Don't get me wrong, I'm not complaining, far from it. Farmers working barren fields mean it's springtime and another riding season is finally here. The brand new Honda Gold Wing 30th Anniversary Edition had remained resplendent despite 800 miles of insects unfortunate enough to have occupied my slip of space in the I-40 corridor up until this recent infusion of airborne, Mississippi Delta talcum. I wanted to start my explorations right away when I arrived in Little Rock, but a car wash visit seemed like a better idea. Like most state capitals, Little Rock is a fairly big city and a high-pressure hose is no further off in any direction than the closest stretch of gas and burger franchises. Two minutes later, the Wing is as good as new, and I'm the same but feeling even dirtier. Oh well, when Sandpaper Man rolls out to save the world, he always does it on a clean machine.
A low-speed reconnaissance loop around town arouses some curiosity about finding Cotham's, a joint proclaiming its "hubcap hamburger." Assuming they're describing the size and not the texture, I figure they're bound to know quite a bit about this distinctly American delicacy. After all, a rather prominent politician with an often-reported fondness for burgers once called Little Rock home. Despite an urge to increase the area's bovine mortality rate, the timing is off: it's too late for lunch and too early for dinner.

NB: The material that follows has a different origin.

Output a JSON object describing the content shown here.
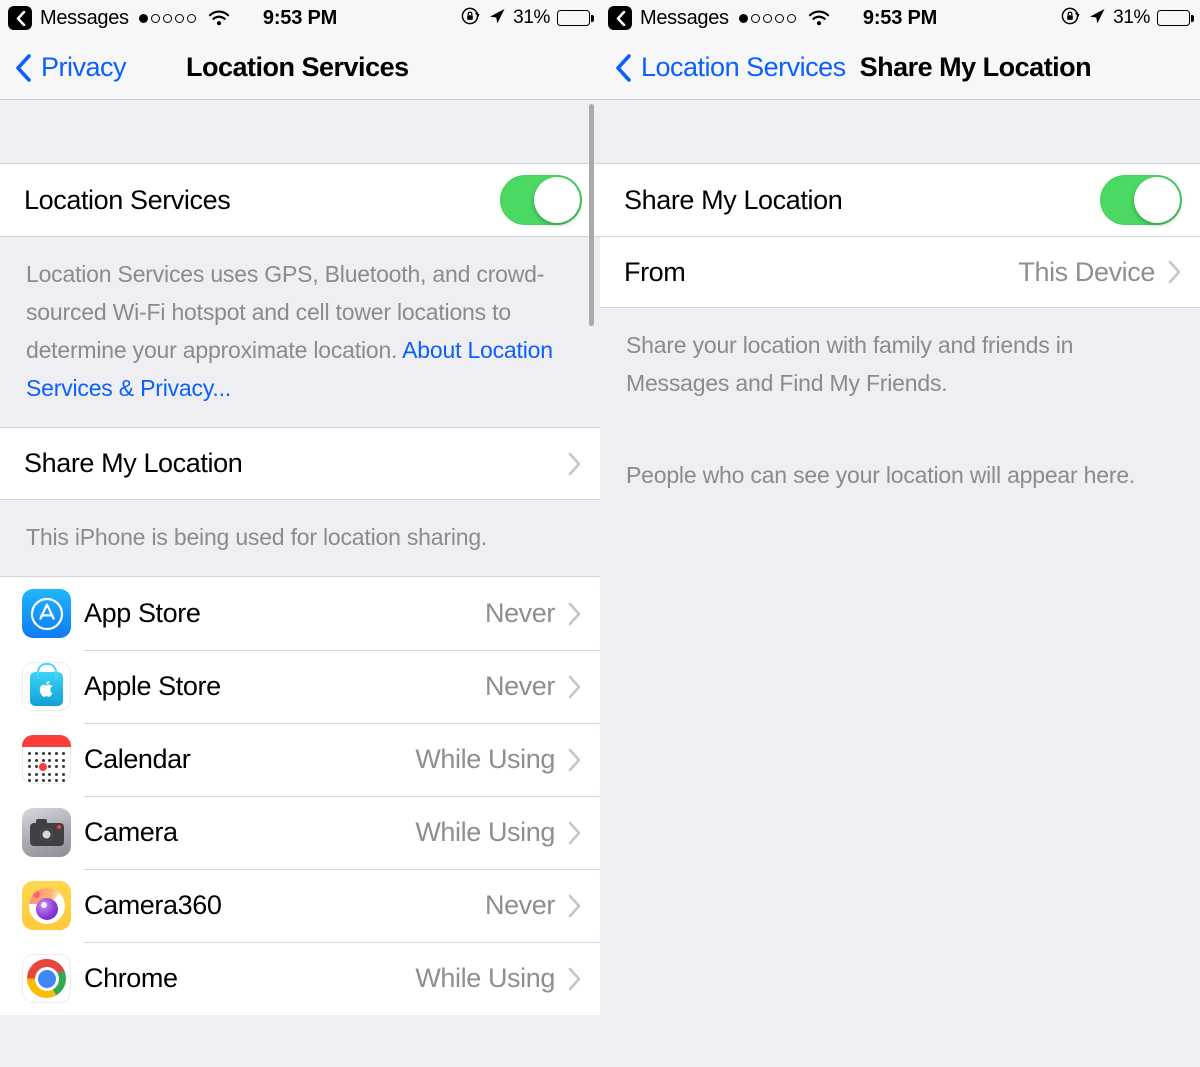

That, combined with a warm, breezy spring day, doesn't do much to silence the call of the road. I'd love to stick around and explore in town but that would involve getting off the bike, and I'm not ready for that just yet. Full of true grit in both respects, I decided instead to get down to some touring.
The chosen course from the city confines is Route 107. The inset map of Little Rock on my trusty AAA map tells me it's better known as John F. Kennedy Boulevard. A quick jaunt over one of the bridges spanning the Arkansas River heads up North Main Street, which soon becomes JFK. Like most city streets named for politicians and others of great renown, JFK Boulevard carries a rather heavy complement of traffic. I guess this should be expected considering the number of strip malls and apartment complexes along the way. Luckily, after only a few miles of this urban muck, the stoplights and the traffic begin to fade in the mirrors and the road and countryside begin to open up.
The 30-mile ride on Route 107 isn't too scenic but it allows me to make that always welcome transition from a frazzling, Interstate frame of mind to soothing back-road serenity. My rendezvous with Route 64 says it's getting late and I'm a bit more worn out from my four-lane ride than originally thought. Rather than chance finding a room in a smaller town, I opt for a short westward ride to Conway. Its proximity to I-40 should guarantee plenty of motel and food choices. Thankfully, that assumption is correct and I quickly proceed through check-in. Once I'm in the room, my first mission is to purge the jealousy over the Wing getting its bath before mine. Yes, Sandpaper Man is happy with his day of service to the universe, but it's well past time for him to slip back into his mild-mannered alter ego. Lightly rubbing his/my face with a damp washcloth, I'm surprised to see a creepy dirt rendition of facial features in the cloth. I can't help laughing aloud, looking at this soggy Shroud of Tourin'.